Like all other textile products, Ugg boots are not kept forever, sometimes even thrown away much earlier than when the life cycle of the product ends. According to the US EPA, “12.7 million tons of textile waste is landfilled per year (Savageau, 2013).” In general, garment producers expect to waste about 15 percent of the textiles needed to produce a garment (Gwilt, page 84). This means more waste from the production of Ugg boots. Ugg boots have a very distinct shape, which means that it has a very distinct pattern pieces cut from the sheepskin. Since sheepskin come in all shapes and sizes, and Ugg boot shafts are not perfect rectangles, we can imagine how much of the sheepskin fiber is wasted during the production process.
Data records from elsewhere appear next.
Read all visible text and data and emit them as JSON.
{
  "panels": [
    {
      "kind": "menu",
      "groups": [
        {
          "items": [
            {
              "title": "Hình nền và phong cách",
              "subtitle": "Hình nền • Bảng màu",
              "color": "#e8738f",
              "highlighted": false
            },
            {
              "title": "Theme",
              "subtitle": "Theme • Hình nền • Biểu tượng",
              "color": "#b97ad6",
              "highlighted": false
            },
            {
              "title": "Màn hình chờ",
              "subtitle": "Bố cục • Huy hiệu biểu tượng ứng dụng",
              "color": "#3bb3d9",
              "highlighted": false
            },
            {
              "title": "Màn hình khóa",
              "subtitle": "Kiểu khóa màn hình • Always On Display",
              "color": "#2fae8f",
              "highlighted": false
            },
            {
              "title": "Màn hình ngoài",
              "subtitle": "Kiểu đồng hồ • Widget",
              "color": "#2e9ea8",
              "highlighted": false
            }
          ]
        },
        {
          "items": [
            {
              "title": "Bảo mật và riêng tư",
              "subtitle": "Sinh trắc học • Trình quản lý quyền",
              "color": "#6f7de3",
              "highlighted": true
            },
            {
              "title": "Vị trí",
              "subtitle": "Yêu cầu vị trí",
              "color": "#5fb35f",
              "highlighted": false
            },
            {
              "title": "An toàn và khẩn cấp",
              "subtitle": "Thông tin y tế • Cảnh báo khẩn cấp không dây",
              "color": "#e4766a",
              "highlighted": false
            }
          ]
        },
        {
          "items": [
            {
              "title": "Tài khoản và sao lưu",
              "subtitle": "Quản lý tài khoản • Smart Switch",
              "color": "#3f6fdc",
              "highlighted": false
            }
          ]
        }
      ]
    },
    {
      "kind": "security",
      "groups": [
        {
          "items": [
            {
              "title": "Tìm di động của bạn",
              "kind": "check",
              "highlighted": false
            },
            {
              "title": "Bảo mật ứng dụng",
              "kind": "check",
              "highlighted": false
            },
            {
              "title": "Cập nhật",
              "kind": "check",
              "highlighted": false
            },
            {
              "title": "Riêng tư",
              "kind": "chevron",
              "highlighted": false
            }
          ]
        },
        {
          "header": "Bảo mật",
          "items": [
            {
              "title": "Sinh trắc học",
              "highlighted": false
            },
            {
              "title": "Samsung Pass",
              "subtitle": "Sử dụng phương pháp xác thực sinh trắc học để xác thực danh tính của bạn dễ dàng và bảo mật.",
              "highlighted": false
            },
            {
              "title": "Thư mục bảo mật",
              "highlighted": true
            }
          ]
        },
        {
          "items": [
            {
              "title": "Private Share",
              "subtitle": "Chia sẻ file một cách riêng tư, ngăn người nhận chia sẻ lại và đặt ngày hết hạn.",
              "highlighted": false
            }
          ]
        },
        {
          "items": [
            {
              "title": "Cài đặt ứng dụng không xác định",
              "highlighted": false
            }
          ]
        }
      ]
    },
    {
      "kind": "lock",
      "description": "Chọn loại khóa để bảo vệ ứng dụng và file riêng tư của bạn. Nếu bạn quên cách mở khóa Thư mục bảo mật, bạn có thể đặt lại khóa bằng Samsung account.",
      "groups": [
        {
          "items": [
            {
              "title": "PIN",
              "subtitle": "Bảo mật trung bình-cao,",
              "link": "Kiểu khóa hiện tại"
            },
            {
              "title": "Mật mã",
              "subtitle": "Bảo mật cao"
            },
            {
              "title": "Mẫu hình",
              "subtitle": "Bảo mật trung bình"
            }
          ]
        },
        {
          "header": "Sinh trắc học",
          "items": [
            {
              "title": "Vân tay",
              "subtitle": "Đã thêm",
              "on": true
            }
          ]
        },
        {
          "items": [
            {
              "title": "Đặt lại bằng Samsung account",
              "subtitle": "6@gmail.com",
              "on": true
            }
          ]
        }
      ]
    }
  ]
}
From the production to the manufacturing to the transportation of Ugg Australia boots, a lot of unwanted waste and emissions are consequently produced. The major emissions of the production of Ugg boots is waste water and water pollution. The dyeing, soaking and rinsing processes of sheepskin require a lot of water, enough water to quench the thirst of India for awhile. Using alternative dyeing methods would greatly reduce the consumption of water and even carcinogenic compounds left in the dyed sheepskin. If the goal of Ugg Australia is to reduce waste and emissions, then they should start by using another dyeing method, then by using alternative methods for drying sheepskin too. The forced air drying method that they are currently using requires way too much energy consumption that ultimately emits a lot of carbon dioxide into the atmosphere, which contributes to our already very high carbon dioxide levels. If the goal of Ugg Australia is to make the world a better place, while still being stylish and fashionable, they should start by reconsidering their current Ugg Australia boot manufacturing and production practices. By just changing a few things in their production process, they can instantly make a difference in the world because one small change is multiplied by thousands since Uggs are now being mass produced to satisfy the high demand in Southern California.
1. Gwilt, Alison, and Timo Rissanen. Shaping sustainable fashion: changing the way we make and use clothes. London: Earthscan, 2011. Print.
2. Kempe, Michael D., Gary J. Jorgensen, Kent M. Terwilliger, Tom J. McMahon, and Cheryl E. Kennedy. “Ethylene-Vinyl Acetate Potential Problems for Photovoltaic Packaging.” National Renewable Energy Laboratory. 2006: n. pag. National Renewable Energy Laboratory. Web. 9 Mar. 2014.
3. Ugg Australia. "Craftsmanship & Materials." Ugg Australia. 2013. Web. 8 Mar. 2014. <http://www.uggaustralia.com/world-of-ugg-craftsmanship.html>.
4. Savageau, Ann. "Textile Dyes." DES142B. UC Davis. Cruess Hall, Davis. 12 Nov. 2012. Class lecture.
5. Savageau, Ann. “Textiles and Dyes.” DES127A. UC Davis. Art Annex, Davis. 26 Nov. 2013. Class lecture.
6. Turnkey Solutions Inc. “What is Emulsified Oil and where does it come from?” Turnkey Solutions. Turnkey Solutions Inc., 2012. Web. 5 Mar. 2014. <http://www.turnkey-solutions-inc.com/wieo.html>
7. VanPelt, Don. "How Do They Make Ugg Boots?." Sheepskin Boots For You. N.p., 16 Apr. 2012. Web. 1 Mar. 2014. <http://www.sheepskinbootsforyou.com/howdotheymakeuggboots.htm>.
8. "Ugg boots." Wikipedia. Wikimedia Foundation, 28 Feb. 2014. Web. 11 Mar. 2014. <http://en.wikipedia.org/wiki/Ugg_boots>.
9. Winton, E.R.. "Processing of Woolled Sheepskins." Journal of the Society of Dyers and Colourists 65.7 (1949): 333 - 335. Print.